> **Exercise instructions**
If a record holds a picture, leave the picture out and repeat everything else exactly.

- - - -

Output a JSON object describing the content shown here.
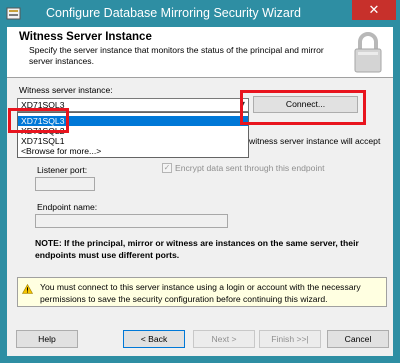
{
  "window": {
    "title": "Configure Database Mirroring Security Wizard",
    "close_glyph": "✕"
  },
  "header": {
    "title": "Witness Server Instance",
    "description": "Specify the server instance that monitors the status of the principal and mirror server instances."
  },
  "witness": {
    "label": "Witness server instance:",
    "selected_value": "XD71SQL3",
    "dropdown_options": [
      "XD71SQL3",
      "XD71SQL2",
      "XD71SQL1",
      "<Browse for more...>"
    ],
    "connect_label": "Connect..."
  },
  "partial_text": "witness server instance will accept",
  "encrypt_label": "Encrypt data sent through this endpoint",
  "listener_port_label": "Listener port:",
  "endpoint_name_label": "Endpoint name:",
  "note": "NOTE: If the principal, mirror or witness are instances on the same server, their endpoints must use different ports.",
  "warning": "You must connect to this server instance using a login or account with the necessary permissions to save the security configuration before continuing this wizard.",
  "buttons": {
    "help": "Help",
    "back": "< Back",
    "next": "Next >",
    "finish": "Finish >>|",
    "cancel": "Cancel"
  },
  "colors": {
    "titlebar": "#2e8ea3",
    "close": "#c7302b",
    "highlight": "#e8141e",
    "selection": "#0078d7"
  }
}
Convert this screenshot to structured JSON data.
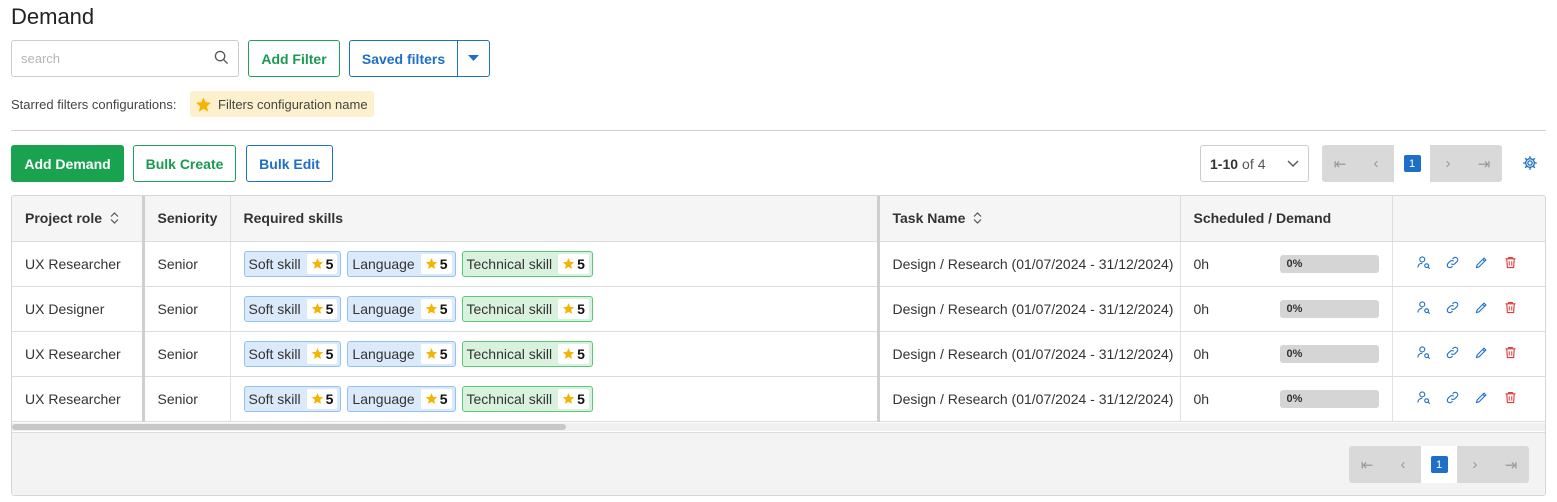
{
  "page": {
    "title": "Demand"
  },
  "search": {
    "placeholder": "search"
  },
  "filters": {
    "add_filter_label": "Add Filter",
    "saved_filters_label": "Saved filters",
    "starred_label": "Starred filters configurations:",
    "starred_chip": "Filters configuration name"
  },
  "toolbar": {
    "add_demand": "Add Demand",
    "bulk_create": "Bulk Create",
    "bulk_edit": "Bulk Edit"
  },
  "pagination": {
    "range": "1-10",
    "of_label": "of",
    "total": "4",
    "current_page": "1"
  },
  "table": {
    "headers": {
      "project_role": "Project role",
      "seniority": "Seniority",
      "required_skills": "Required skills",
      "task_name": "Task Name",
      "scheduled_demand": "Scheduled / Demand"
    },
    "rows": [
      {
        "role": "UX Researcher",
        "seniority": "Senior",
        "skills": [
          {
            "name": "Soft skill",
            "rating": "5"
          },
          {
            "name": "Language",
            "rating": "5"
          },
          {
            "name": "Technical skill",
            "rating": "5"
          }
        ],
        "task": "Design / Research (01/07/2024 - 31/12/2024)",
        "scheduled": "0h",
        "progress": "0%"
      },
      {
        "role": "UX Designer",
        "seniority": "Senior",
        "skills": [
          {
            "name": "Soft skill",
            "rating": "5"
          },
          {
            "name": "Language",
            "rating": "5"
          },
          {
            "name": "Technical skill",
            "rating": "5"
          }
        ],
        "task": "Design / Research (01/07/2024 - 31/12/2024)",
        "scheduled": "0h",
        "progress": "0%"
      },
      {
        "role": "UX Researcher",
        "seniority": "Senior",
        "skills": [
          {
            "name": "Soft skill",
            "rating": "5"
          },
          {
            "name": "Language",
            "rating": "5"
          },
          {
            "name": "Technical skill",
            "rating": "5"
          }
        ],
        "task": "Design / Research (01/07/2024 - 31/12/2024)",
        "scheduled": "0h",
        "progress": "0%"
      },
      {
        "role": "UX Researcher",
        "seniority": "Senior",
        "skills": [
          {
            "name": "Soft skill",
            "rating": "5"
          },
          {
            "name": "Language",
            "rating": "5"
          },
          {
            "name": "Technical skill",
            "rating": "5"
          }
        ],
        "task": "Design / Research (01/07/2024 - 31/12/2024)",
        "scheduled": "0h",
        "progress": "0%"
      }
    ]
  },
  "colors": {
    "primary_blue": "#1e6fc7",
    "primary_green": "#19a351",
    "danger": "#e03a3a",
    "star": "#f5b400"
  },
  "icons": [
    "search-icon",
    "chevron-down-icon",
    "star-icon",
    "sort-icon",
    "first-page-icon",
    "prev-page-icon",
    "next-page-icon",
    "last-page-icon",
    "gear-icon",
    "assign-user-icon",
    "link-icon",
    "pencil-icon",
    "trash-icon"
  ]
}
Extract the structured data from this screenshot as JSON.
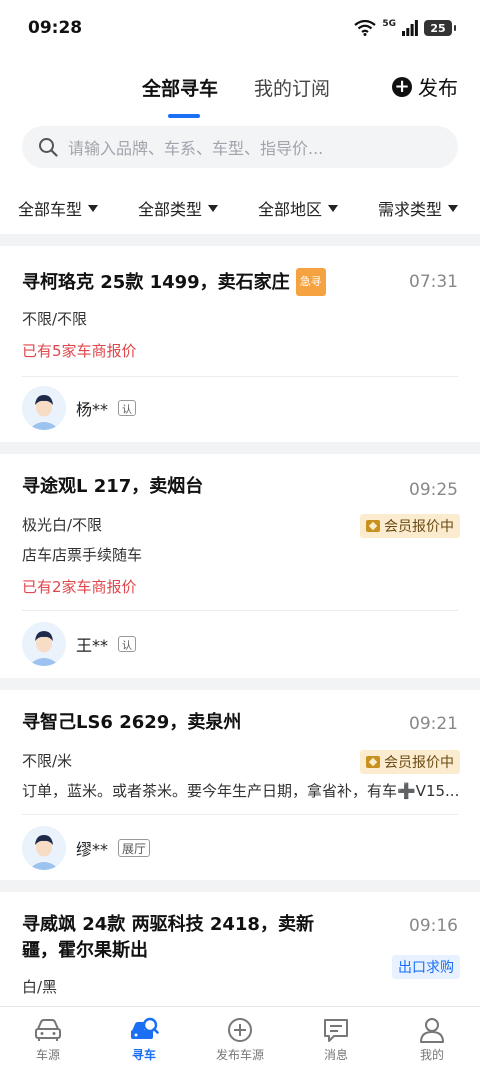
{
  "status": {
    "time": "09:28",
    "network": "5G",
    "battery": "25"
  },
  "tabs": [
    {
      "label": "全部寻车",
      "active": true
    },
    {
      "label": "我的订阅",
      "active": false
    }
  ],
  "publish_label": "发布",
  "search": {
    "placeholder": "请输入品牌、车系、车型、指导价..."
  },
  "filters": [
    {
      "label": "全部车型"
    },
    {
      "label": "全部类型"
    },
    {
      "label": "全部地区"
    },
    {
      "label": "需求类型"
    }
  ],
  "cards": [
    {
      "title": "寻柯珞克 25款 1499，卖石家庄",
      "badge": "急寻",
      "time": "07:31",
      "color": "不限/不限",
      "quote": "已有5家车商报价",
      "user": "杨**",
      "user_tag": "认"
    },
    {
      "title": "寻途观L 217，卖烟台",
      "time": "09:25",
      "color": "极光白/不限",
      "member_badge": "会员报价中",
      "note": "店车店票手续随车",
      "quote": "已有2家车商报价",
      "user": "王**",
      "user_tag": "认"
    },
    {
      "title": "寻智己LS6 2629，卖泉州",
      "time": "09:21",
      "color": "不限/米",
      "member_badge": "会员报价中",
      "note": "订单，蓝米。或者茶米。要今年生产日期，拿省补，有车➕V15...",
      "user": "缪**",
      "user_tag": "展厅"
    },
    {
      "title_line1": "寻威飒 24款 两驱科技 2418，卖新",
      "title_line2": "疆，霍尔果斯出",
      "time": "09:16",
      "export_badge": "出口求购",
      "color": "白/黑"
    }
  ],
  "bottom_nav": [
    {
      "label": "车源",
      "icon": "car-icon",
      "active": false
    },
    {
      "label": "寻车",
      "icon": "find-car-icon",
      "active": true
    },
    {
      "label": "发布车源",
      "icon": "add-circle-icon",
      "active": false
    },
    {
      "label": "消息",
      "icon": "message-icon",
      "active": false
    },
    {
      "label": "我的",
      "icon": "profile-icon",
      "active": false
    }
  ],
  "colors": {
    "accent": "#1a6ff5",
    "quote": "#e0474c",
    "urgent": "#f5a341"
  }
}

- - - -

> **Completed task**
Output a JSON object describing the content shown here.
{
  "window": {
    "title": "Configure Database Mirroring Security Wizard",
    "close_glyph": "✕"
  },
  "header": {
    "title": "Witness Server Instance",
    "description": "Specify the server instance that monitors the status of the principal and mirror server instances."
  },
  "witness": {
    "label": "Witness server instance:",
    "selected_value": "XD71SQL3",
    "dropdown_options": [
      "XD71SQL3",
      "XD71SQL2",
      "XD71SQL1",
      "<Browse for more...>"
    ],
    "connect_label": "Connect..."
  },
  "partial_text": "witness server instance will accept",
  "encrypt_label": "Encrypt data sent through this endpoint",
  "listener_port_label": "Listener port:",
  "endpoint_name_label": "Endpoint name:",
  "note": "NOTE: If the principal, mirror or witness are instances on the same server, their endpoints must use different ports.",
  "warning": "You must connect to this server instance using a login or account with the necessary permissions to save the security configuration before continuing this wizard.",
  "buttons": {
    "help": "Help",
    "back": "< Back",
    "next": "Next >",
    "finish": "Finish >>|",
    "cancel": "Cancel"
  },
  "colors": {
    "titlebar": "#2e8ea3",
    "close": "#c7302b",
    "highlight": "#e8141e",
    "selection": "#0078d7"
  }
}
Convert this screenshot to structured JSON data.
{
  "page": {
    "title": "Demand"
  },
  "search": {
    "placeholder": "search"
  },
  "filters": {
    "add_filter_label": "Add Filter",
    "saved_filters_label": "Saved filters",
    "starred_label": "Starred filters configurations:",
    "starred_chip": "Filters configuration name"
  },
  "toolbar": {
    "add_demand": "Add Demand",
    "bulk_create": "Bulk Create",
    "bulk_edit": "Bulk Edit"
  },
  "pagination": {
    "range": "1-10",
    "of_label": "of",
    "total": "4",
    "current_page": "1"
  },
  "table": {
    "headers": {
      "project_role": "Project role",
      "seniority": "Seniority",
      "required_skills": "Required skills",
      "task_name": "Task Name",
      "scheduled_demand": "Scheduled / Demand"
    },
    "rows": [
      {
        "role": "UX Researcher",
        "seniority": "Senior",
        "skills": [
          {
            "name": "Soft skill",
            "rating": "5"
          },
          {
            "name": "Language",
            "rating": "5"
          },
          {
            "name": "Technical skill",
            "rating": "5"
          }
        ],
        "task": "Design / Research (01/07/2024 - 31/12/2024)",
        "scheduled": "0h",
        "progress": "0%"
      },
      {
        "role": "UX Designer",
        "seniority": "Senior",
        "skills": [
          {
            "name": "Soft skill",
            "rating": "5"
          },
          {
            "name": "Language",
            "rating": "5"
          },
          {
            "name": "Technical skill",
            "rating": "5"
          }
        ],
        "task": "Design / Research (01/07/2024 - 31/12/2024)",
        "scheduled": "0h",
        "progress": "0%"
      },
      {
        "role": "UX Researcher",
        "seniority": "Senior",
        "skills": [
          {
            "name": "Soft skill",
            "rating": "5"
          },
          {
            "name": "Language",
            "rating": "5"
          },
          {
            "name": "Technical skill",
            "rating": "5"
          }
        ],
        "task": "Design / Research (01/07/2024 - 31/12/2024)",
        "scheduled": "0h",
        "progress": "0%"
      },
      {
        "role": "UX Researcher",
        "seniority": "Senior",
        "skills": [
          {
            "name": "Soft skill",
            "rating": "5"
          },
          {
            "name": "Language",
            "rating": "5"
          },
          {
            "name": "Technical skill",
            "rating": "5"
          }
        ],
        "task": "Design / Research (01/07/2024 - 31/12/2024)",
        "scheduled": "0h",
        "progress": "0%"
      }
    ]
  },
  "colors": {
    "primary_blue": "#1e6fc7",
    "primary_green": "#19a351",
    "danger": "#e03a3a",
    "star": "#f5b400"
  },
  "icons": [
    "search-icon",
    "chevron-down-icon",
    "star-icon",
    "sort-icon",
    "first-page-icon",
    "prev-page-icon",
    "next-page-icon",
    "last-page-icon",
    "gear-icon",
    "assign-user-icon",
    "link-icon",
    "pencil-icon",
    "trash-icon"
  ]
}
Extract the structured data from this screenshot as JSON.
{
  "status": {
    "time": "09:28",
    "network": "5G",
    "battery": "25"
  },
  "tabs": [
    {
      "label": "全部寻车",
      "active": true
    },
    {
      "label": "我的订阅",
      "active": false
    }
  ],
  "publish_label": "发布",
  "search": {
    "placeholder": "请输入品牌、车系、车型、指导价..."
  },
  "filters": [
    {
      "label": "全部车型"
    },
    {
      "label": "全部类型"
    },
    {
      "label": "全部地区"
    },
    {
      "label": "需求类型"
    }
  ],
  "cards": [
    {
      "title": "寻柯珞克 25款 1499，卖石家庄",
      "badge": "急寻",
      "time": "07:31",
      "color": "不限/不限",
      "quote": "已有5家车商报价",
      "user": "杨**",
      "user_tag": "认"
    },
    {
      "title": "寻途观L 217，卖烟台",
      "time": "09:25",
      "color": "极光白/不限",
      "member_badge": "会员报价中",
      "note": "店车店票手续随车",
      "quote": "已有2家车商报价",
      "user": "王**",
      "user_tag": "认"
    },
    {
      "title": "寻智己LS6 2629，卖泉州",
      "time": "09:21",
      "color": "不限/米",
      "member_badge": "会员报价中",
      "note": "订单，蓝米。或者茶米。要今年生产日期，拿省补，有车➕V15...",
      "user": "缪**",
      "user_tag": "展厅"
    },
    {
      "title_line1": "寻威飒 24款 两驱科技 2418，卖新",
      "title_line2": "疆，霍尔果斯出",
      "time": "09:16",
      "export_badge": "出口求购",
      "color": "白/黑"
    }
  ],
  "bottom_nav": [
    {
      "label": "车源",
      "icon": "car-icon",
      "active": false
    },
    {
      "label": "寻车",
      "icon": "find-car-icon",
      "active": true
    },
    {
      "label": "发布车源",
      "icon": "add-circle-icon",
      "active": false
    },
    {
      "label": "消息",
      "icon": "message-icon",
      "active": false
    },
    {
      "label": "我的",
      "icon": "profile-icon",
      "active": false
    }
  ],
  "colors": {
    "accent": "#1a6ff5",
    "quote": "#e0474c",
    "urgent": "#f5a341"
  }
}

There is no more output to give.